WORK REQUIRED: With nothing added or dropped, output every record below exactly.

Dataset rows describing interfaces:
--*--
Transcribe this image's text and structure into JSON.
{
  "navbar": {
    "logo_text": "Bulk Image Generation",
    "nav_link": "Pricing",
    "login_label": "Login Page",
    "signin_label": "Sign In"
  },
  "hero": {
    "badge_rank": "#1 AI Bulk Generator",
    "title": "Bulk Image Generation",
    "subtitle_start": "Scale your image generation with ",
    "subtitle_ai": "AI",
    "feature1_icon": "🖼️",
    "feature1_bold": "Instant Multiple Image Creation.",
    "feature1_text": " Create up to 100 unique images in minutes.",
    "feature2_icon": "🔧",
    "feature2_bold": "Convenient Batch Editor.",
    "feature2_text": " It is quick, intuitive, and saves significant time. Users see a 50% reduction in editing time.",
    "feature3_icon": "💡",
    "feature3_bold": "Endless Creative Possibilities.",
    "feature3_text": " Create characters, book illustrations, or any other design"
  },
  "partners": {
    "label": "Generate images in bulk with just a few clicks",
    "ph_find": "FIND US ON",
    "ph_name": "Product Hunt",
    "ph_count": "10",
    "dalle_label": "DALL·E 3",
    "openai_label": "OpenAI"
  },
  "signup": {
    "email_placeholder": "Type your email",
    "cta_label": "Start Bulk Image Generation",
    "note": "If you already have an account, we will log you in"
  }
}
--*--
RESULT OF THIS EXERCISE:
Transcribe this image's text and structure into JSON.
{
  "navbar": {
    "logo_text": "Bulk Image Generation",
    "nav_link": "Pricing",
    "login_label": "Login Page",
    "signin_label": "Sign In"
  },
  "hero": {
    "badge_rank": "#1 AI Bulk Generator",
    "title": "Bulk Image Generation",
    "subtitle_start": "Scale your image generation with ",
    "subtitle_ai": "AI",
    "feature1_icon": "🖼️",
    "feature1_bold": "Instant Multiple Image Creation.",
    "feature1_text": " Create up to 100 unique images in minutes.",
    "feature2_icon": "🔧",
    "feature2_bold": "Convenient Batch Editor.",
    "feature2_text": " It is quick, intuitive, and saves significant time. Users see a 50% reduction in editing time.",
    "feature3_icon": "💡",
    "feature3_bold": "Endless Creative Possibilities.",
    "feature3_text": " Create characters, book illustrations, or any other design"
  },
  "partners": {
    "label": "Generate images in bulk with just a few clicks",
    "ph_find": "FIND US ON",
    "ph_name": "Product Hunt",
    "ph_count": "10",
    "dalle_label": "DALL·E 3",
    "openai_label": "OpenAI"
  },
  "signup": {
    "email_placeholder": "Type your email",
    "cta_label": "Start Bulk Image Generation",
    "note": "If you already have an account, we will log you in"
  }
}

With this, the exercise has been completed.